◆ Task brief
A single number is required: how many lines below include the string "with".
----------------
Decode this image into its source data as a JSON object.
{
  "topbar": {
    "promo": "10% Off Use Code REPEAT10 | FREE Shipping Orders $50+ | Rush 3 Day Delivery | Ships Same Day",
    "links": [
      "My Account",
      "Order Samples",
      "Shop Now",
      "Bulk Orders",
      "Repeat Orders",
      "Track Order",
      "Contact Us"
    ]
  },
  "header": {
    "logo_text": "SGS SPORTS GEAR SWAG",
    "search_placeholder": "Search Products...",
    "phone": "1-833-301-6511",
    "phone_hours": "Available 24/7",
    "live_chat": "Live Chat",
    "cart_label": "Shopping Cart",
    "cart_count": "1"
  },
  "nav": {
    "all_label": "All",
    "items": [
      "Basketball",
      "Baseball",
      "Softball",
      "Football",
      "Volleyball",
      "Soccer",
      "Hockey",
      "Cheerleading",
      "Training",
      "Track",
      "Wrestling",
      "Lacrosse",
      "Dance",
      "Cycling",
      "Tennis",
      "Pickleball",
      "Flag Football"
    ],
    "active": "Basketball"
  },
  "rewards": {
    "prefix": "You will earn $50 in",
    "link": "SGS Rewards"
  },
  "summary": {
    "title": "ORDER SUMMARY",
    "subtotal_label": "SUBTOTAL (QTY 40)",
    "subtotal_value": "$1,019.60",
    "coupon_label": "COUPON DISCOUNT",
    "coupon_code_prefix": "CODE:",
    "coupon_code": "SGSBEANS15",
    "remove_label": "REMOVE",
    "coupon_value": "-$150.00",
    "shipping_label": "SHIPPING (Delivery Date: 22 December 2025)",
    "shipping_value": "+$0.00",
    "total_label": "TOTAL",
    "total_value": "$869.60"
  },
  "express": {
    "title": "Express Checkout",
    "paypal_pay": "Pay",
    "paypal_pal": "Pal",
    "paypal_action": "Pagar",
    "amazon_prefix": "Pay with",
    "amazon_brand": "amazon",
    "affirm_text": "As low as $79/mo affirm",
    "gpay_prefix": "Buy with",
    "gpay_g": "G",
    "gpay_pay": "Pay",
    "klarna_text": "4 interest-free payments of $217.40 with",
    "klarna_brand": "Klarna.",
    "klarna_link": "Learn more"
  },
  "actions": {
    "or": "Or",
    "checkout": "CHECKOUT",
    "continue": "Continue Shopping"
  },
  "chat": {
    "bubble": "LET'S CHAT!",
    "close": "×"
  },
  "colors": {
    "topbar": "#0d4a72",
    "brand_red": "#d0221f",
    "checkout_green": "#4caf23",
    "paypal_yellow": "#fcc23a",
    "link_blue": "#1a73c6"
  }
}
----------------
◆ Task result
3